I recently went on an interview for a Software Engineering position. The outcome of the interview was [in the opinion of some of the interviewers], I am not a software engineer. Interesting since I've spent the last 30 years writing and debugging code. Lots of code. Current code. Solid stable production code. V1.0 code. V10.0 code. Even within this context that I am now typing [a new Drupal 7 deployment, configuration, customization in 48 hours... love Drupal/LAMP] I'm puzzled. So I have to ask the question; What is a Software Engineer?
I am obviously confused. I don't know why a manhole cover is round. I can't remember the algorithm for a linked list reverse sort. I can't name every java Collection class or which are thread-safe. I can't name all the containers in the c++ standard template library. Can't whip up a three table inner join off the top of my head. Can't keep perl vs. java vs. python regular expressions straight. I just don't bother keeping my head full of things I can look up. Never have. [Or, better yet, can cut/copy/paste.]
Larry Wall has a great quote about never writing a Perl script/module from scratch since odds are someone else has already written it. The same is true for about 99% of the problems that will need solutions in any given development project. They may not be perfect solutions, but, they are working solutions. A starting point. [That's what iteration is all about. Right?] If I develop one of those solutions from scratch and use it again and again and again, does that make me a Software Engineer? If I memorize one or more of those solutions am I a Software Engineer? If I work for years on one OS, with one language, with one framework, in one vertical market, one product, ... [and, have it all down rote] am I a Software Engineer? What if I'm MCSE, MCITP, CCNA, SCJD, CCNA certified? What if I've been a million dollar winner on Jeopardy?

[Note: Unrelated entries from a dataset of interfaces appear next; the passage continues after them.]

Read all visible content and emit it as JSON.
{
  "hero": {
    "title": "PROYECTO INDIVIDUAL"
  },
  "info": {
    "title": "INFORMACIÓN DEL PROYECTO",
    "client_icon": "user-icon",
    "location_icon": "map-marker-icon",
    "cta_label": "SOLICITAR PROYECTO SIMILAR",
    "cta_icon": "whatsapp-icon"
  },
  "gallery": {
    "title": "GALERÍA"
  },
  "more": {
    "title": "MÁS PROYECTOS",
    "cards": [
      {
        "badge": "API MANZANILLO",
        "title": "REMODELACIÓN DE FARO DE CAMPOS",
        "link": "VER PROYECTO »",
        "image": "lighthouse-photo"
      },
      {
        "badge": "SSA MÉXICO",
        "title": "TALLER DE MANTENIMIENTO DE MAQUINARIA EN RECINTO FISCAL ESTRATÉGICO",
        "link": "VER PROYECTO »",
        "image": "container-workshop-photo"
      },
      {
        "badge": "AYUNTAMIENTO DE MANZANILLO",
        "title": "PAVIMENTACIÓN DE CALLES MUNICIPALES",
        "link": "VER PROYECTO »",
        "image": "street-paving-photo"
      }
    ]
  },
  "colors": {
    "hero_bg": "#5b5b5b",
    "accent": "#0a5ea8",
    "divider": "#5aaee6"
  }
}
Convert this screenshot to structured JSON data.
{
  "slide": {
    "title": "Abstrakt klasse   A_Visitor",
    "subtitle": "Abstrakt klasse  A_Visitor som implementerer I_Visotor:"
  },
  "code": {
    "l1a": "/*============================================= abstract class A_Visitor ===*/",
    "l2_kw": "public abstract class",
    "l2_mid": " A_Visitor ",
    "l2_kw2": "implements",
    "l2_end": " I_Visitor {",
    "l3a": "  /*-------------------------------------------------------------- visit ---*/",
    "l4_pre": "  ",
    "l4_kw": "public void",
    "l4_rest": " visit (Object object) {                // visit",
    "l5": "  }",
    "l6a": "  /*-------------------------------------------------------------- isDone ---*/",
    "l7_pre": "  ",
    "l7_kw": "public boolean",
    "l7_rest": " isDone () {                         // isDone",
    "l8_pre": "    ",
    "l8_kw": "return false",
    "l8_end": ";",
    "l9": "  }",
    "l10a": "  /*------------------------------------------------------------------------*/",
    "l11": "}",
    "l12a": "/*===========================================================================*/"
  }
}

A Professional Software Engineer solves real world problems real fast. Ramp up time between diverse projects is his problem. That time is never zero and can not be quantified in a 1, 2, 8 hour interview. But, as experience grows, a Professional Software Engineer should be able to come up to speed on a new technology [or, previously used and somewhat forgotten technologies] in short order. Solving the business problem is the issue, not the underlying technology to do so. Know what validates the ability to solve those big technical problems real fast? History! Know what validates the history? References! Know what validates the references? Common Sense! It's been a long time since I've had a common sense interview.